* **Your assignment**: Read through the listing, and wherever a line holds the word "Download", return it.

* **Available data**:
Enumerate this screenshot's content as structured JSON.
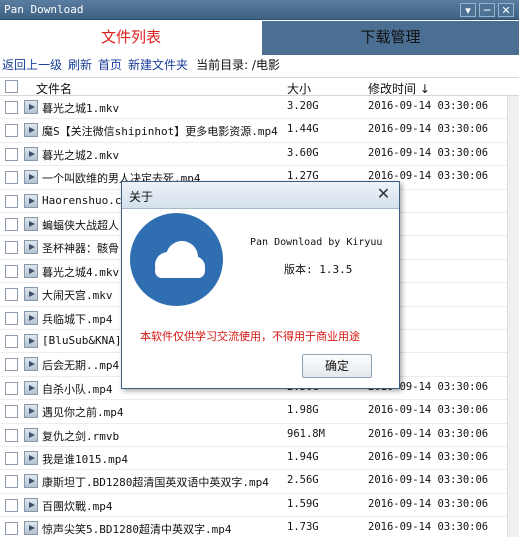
{
  "window": {
    "title": "Pan Download",
    "buttons": [
      "▾",
      "─",
      "✕"
    ]
  },
  "tabs": [
    {
      "label": "文件列表",
      "active": true
    },
    {
      "label": "下载管理",
      "active": false
    }
  ],
  "toolbar": {
    "links": [
      "返回上一级",
      "刷新",
      "首页",
      "新建文件夹"
    ],
    "current_dir_label": "当前目录: /电影"
  },
  "table": {
    "columns": [
      "文件名",
      "大小",
      "修改时间 ↓"
    ],
    "rows": [
      {
        "name": "暮光之城1.mkv",
        "size": "3.20G",
        "time": "2016-09-14 03:30:06"
      },
      {
        "name": "魔S【关注微信shipinhot】更多电影资源.mp4",
        "size": "1.44G",
        "time": "2016-09-14 03:30:06"
      },
      {
        "name": "暮光之城2.mkv",
        "size": "3.60G",
        "time": "2016-09-14 03:30:06"
      },
      {
        "name": "一个叫欧维的男人决定去死.mp4",
        "size": "1.27G",
        "time": "2016-09-14 03:30:06"
      },
      {
        "name": "Haorenshuo.co",
        "size": "",
        "time": ""
      },
      {
        "name": "蝙蝠侠大战超人",
        "size": "",
        "time": ""
      },
      {
        "name": "圣杯神器：骸骨",
        "size": "",
        "time": ""
      },
      {
        "name": "暮光之城4.mkv",
        "size": "",
        "time": ""
      },
      {
        "name": "大闹天宫.mkv",
        "size": "",
        "time": ""
      },
      {
        "name": "兵临城下.mp4",
        "size": "",
        "time": ""
      },
      {
        "name": "[BluSub&KNA]",
        "size": "",
        "time": ""
      },
      {
        "name": "后会无期..mp4",
        "size": "",
        "time": ""
      },
      {
        "name": "自杀小队.mp4",
        "size": "2.36G",
        "time": "2016-09-14 03:30:06"
      },
      {
        "name": "遇见你之前.mp4",
        "size": "1.98G",
        "time": "2016-09-14 03:30:06"
      },
      {
        "name": "复仇之剑.rmvb",
        "size": "961.8M",
        "time": "2016-09-14 03:30:06"
      },
      {
        "name": "我是谁1015.mp4",
        "size": "1.94G",
        "time": "2016-09-14 03:30:06"
      },
      {
        "name": "康斯坦丁.BD1280超清国英双语中英双字.mp4",
        "size": "2.56G",
        "time": "2016-09-14 03:30:06"
      },
      {
        "name": "百團炊戰.mp4",
        "size": "1.59G",
        "time": "2016-09-14 03:30:06"
      },
      {
        "name": "惊声尖笑5.BD1280超清中英双字.mp4",
        "size": "1.73G",
        "time": "2016-09-14 03:30:06"
      }
    ]
  },
  "about_dialog": {
    "title": "关于",
    "app_line": "Pan Download by Kiryuu",
    "version_line": "版本: 1.3.5",
    "warning": "本软件仅供学习交流使用，不得用于商业用途",
    "ok_label": "确定",
    "logo_color": "#2f6fb1"
  }
}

* **Solution below**:
    "title": "Pan Download",
    "app_line": "Pan Download by Kiryuu",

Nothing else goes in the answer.